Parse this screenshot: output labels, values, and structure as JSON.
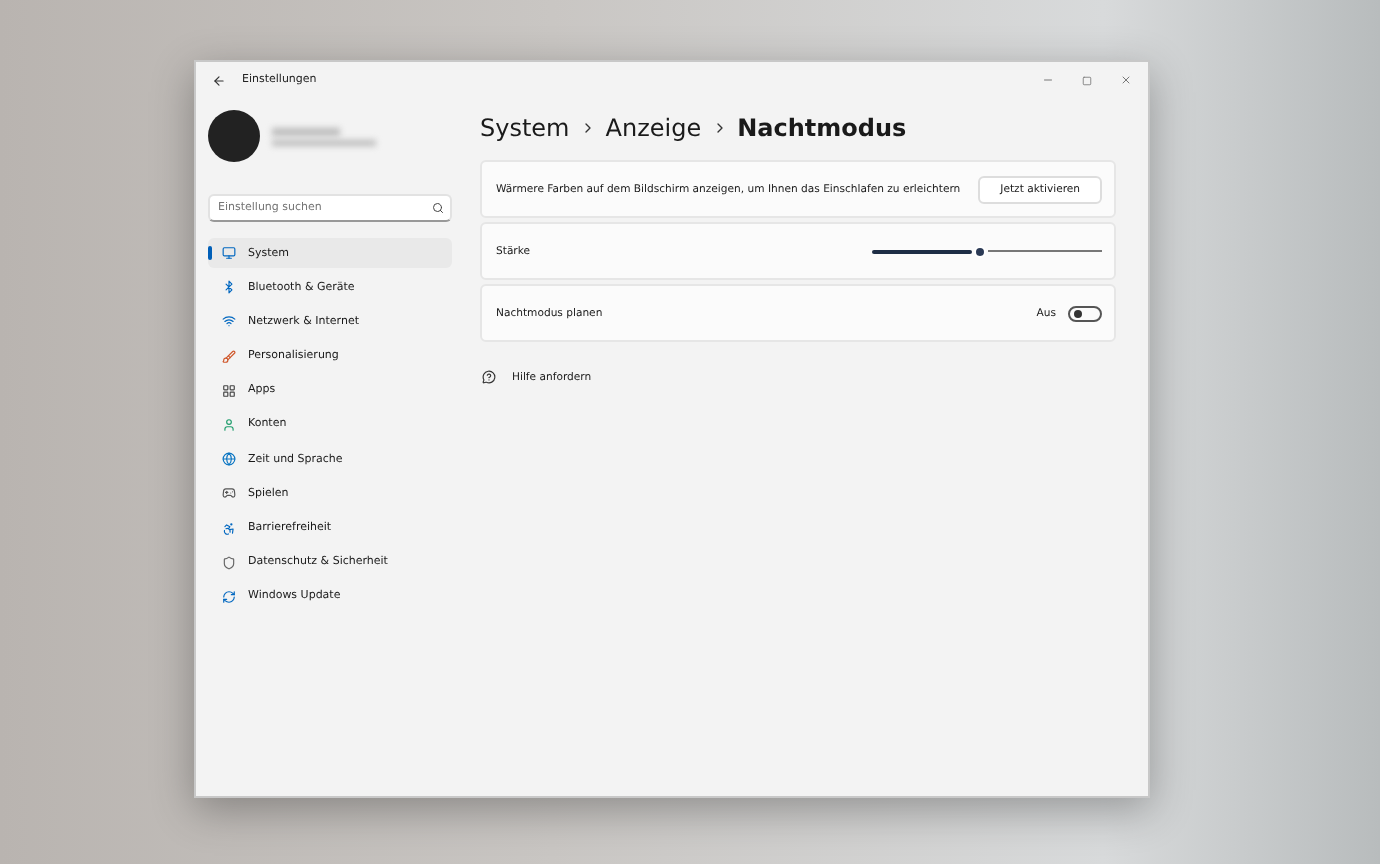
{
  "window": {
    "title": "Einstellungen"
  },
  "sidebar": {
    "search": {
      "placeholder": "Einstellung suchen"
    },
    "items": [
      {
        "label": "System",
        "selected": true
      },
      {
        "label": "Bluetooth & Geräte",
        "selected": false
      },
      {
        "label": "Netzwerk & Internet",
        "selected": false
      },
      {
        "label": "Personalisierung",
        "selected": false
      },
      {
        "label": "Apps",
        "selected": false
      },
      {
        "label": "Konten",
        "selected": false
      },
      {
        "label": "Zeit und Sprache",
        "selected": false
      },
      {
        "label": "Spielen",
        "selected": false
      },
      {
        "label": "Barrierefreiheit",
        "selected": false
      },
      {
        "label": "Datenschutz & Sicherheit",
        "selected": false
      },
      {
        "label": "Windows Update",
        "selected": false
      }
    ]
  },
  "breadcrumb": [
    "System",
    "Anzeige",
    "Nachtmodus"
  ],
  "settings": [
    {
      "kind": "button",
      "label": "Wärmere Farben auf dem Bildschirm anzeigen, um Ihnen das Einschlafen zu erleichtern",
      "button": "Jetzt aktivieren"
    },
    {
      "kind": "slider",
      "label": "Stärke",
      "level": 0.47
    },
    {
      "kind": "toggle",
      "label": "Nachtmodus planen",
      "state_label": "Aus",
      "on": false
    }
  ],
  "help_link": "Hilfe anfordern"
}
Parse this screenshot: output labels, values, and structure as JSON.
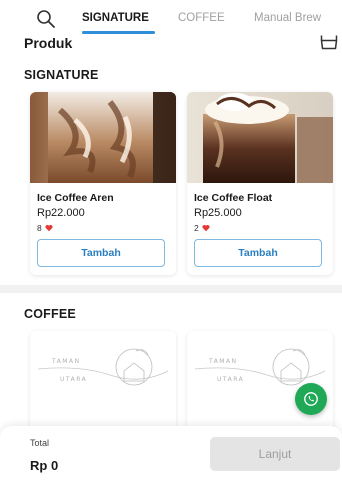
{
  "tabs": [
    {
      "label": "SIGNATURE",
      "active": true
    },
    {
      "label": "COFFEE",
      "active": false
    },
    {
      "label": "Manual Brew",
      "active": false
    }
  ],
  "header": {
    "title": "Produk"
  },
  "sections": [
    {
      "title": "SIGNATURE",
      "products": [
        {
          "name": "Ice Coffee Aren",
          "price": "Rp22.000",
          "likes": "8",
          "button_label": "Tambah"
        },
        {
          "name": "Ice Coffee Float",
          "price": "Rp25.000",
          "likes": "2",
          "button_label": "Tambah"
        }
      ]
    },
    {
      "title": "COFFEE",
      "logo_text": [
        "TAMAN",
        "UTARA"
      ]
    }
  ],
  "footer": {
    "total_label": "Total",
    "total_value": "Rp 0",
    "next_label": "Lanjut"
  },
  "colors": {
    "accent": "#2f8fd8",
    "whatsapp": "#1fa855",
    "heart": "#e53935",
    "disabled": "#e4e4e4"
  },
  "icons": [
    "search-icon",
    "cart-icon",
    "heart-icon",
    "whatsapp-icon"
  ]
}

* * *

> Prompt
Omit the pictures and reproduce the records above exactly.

> Result of the task
Parse this screenshot: output labels, values, and structure as JSON.
{
  "window": {
    "title": "Einstellungen"
  },
  "sidebar": {
    "search": {
      "placeholder": "Einstellung suchen"
    },
    "items": [
      {
        "label": "System",
        "selected": true
      },
      {
        "label": "Bluetooth & Geräte",
        "selected": false
      },
      {
        "label": "Netzwerk & Internet",
        "selected": false
      },
      {
        "label": "Personalisierung",
        "selected": false
      },
      {
        "label": "Apps",
        "selected": false
      },
      {
        "label": "Konten",
        "selected": false
      },
      {
        "label": "Zeit und Sprache",
        "selected": false
      },
      {
        "label": "Spielen",
        "selected": false
      },
      {
        "label": "Barrierefreiheit",
        "selected": false
      },
      {
        "label": "Datenschutz & Sicherheit",
        "selected": false
      },
      {
        "label": "Windows Update",
        "selected": false
      }
    ]
  },
  "breadcrumb": [
    "System",
    "Anzeige",
    "Nachtmodus"
  ],
  "settings": [
    {
      "kind": "button",
      "label": "Wärmere Farben auf dem Bildschirm anzeigen, um Ihnen das Einschlafen zu erleichtern",
      "button": "Jetzt aktivieren"
    },
    {
      "kind": "slider",
      "label": "Stärke",
      "level": 0.47
    },
    {
      "kind": "toggle",
      "label": "Nachtmodus planen",
      "state_label": "Aus",
      "on": false
    }
  ],
  "help_link": "Hilfe anfordern"
}
Parse this screenshot: output labels, values, and structure as JSON.
{
  "tabs": [
    {
      "label": "SIGNATURE",
      "active": true
    },
    {
      "label": "COFFEE",
      "active": false
    },
    {
      "label": "Manual Brew",
      "active": false
    }
  ],
  "header": {
    "title": "Produk"
  },
  "sections": [
    {
      "title": "SIGNATURE",
      "products": [
        {
          "name": "Ice Coffee Aren",
          "price": "Rp22.000",
          "likes": "8",
          "button_label": "Tambah"
        },
        {
          "name": "Ice Coffee Float",
          "price": "Rp25.000",
          "likes": "2",
          "button_label": "Tambah"
        }
      ]
    },
    {
      "title": "COFFEE",
      "logo_text": [
        "TAMAN",
        "UTARA"
      ]
    }
  ],
  "footer": {
    "total_label": "Total",
    "total_value": "Rp 0",
    "next_label": "Lanjut"
  },
  "colors": {
    "accent": "#2f8fd8",
    "whatsapp": "#1fa855",
    "heart": "#e53935",
    "disabled": "#e4e4e4"
  },
  "icons": [
    "search-icon",
    "cart-icon",
    "heart-icon",
    "whatsapp-icon"
  ]
}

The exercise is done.